For the word "Ajay", count the lines in the records below that include it and give only that number.

Page and application data records:
%%

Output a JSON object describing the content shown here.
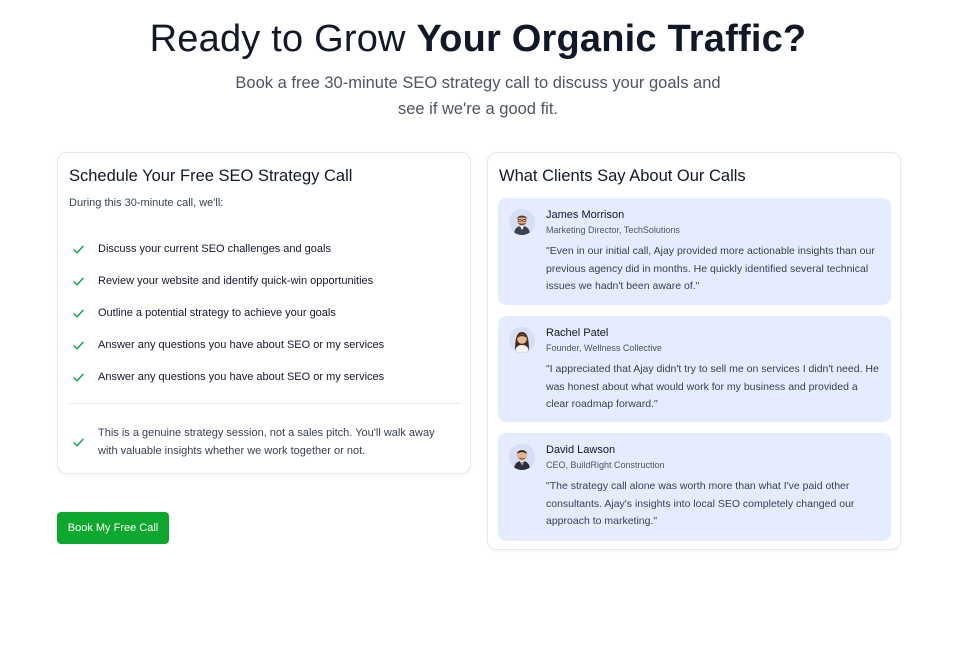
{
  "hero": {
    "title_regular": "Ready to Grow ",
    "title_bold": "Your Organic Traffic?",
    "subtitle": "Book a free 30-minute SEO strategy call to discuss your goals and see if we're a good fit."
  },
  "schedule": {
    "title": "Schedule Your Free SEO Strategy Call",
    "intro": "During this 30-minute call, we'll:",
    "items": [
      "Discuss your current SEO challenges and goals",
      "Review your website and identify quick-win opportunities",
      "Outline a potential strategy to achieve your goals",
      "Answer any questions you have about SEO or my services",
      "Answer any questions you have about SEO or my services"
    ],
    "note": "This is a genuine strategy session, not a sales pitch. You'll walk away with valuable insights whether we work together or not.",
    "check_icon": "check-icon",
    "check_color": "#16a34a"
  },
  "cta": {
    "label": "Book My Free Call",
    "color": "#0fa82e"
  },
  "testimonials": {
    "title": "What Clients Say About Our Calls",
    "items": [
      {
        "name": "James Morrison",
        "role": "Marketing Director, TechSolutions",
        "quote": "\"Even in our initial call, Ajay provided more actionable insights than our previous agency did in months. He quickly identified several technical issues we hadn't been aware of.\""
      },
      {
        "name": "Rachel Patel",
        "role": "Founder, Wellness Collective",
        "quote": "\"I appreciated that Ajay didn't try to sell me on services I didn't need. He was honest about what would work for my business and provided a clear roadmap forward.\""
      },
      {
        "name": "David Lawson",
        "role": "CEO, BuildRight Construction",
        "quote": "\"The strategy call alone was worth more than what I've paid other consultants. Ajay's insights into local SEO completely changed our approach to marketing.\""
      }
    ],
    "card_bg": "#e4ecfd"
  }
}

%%

*EXERCISE SOLUTION*
3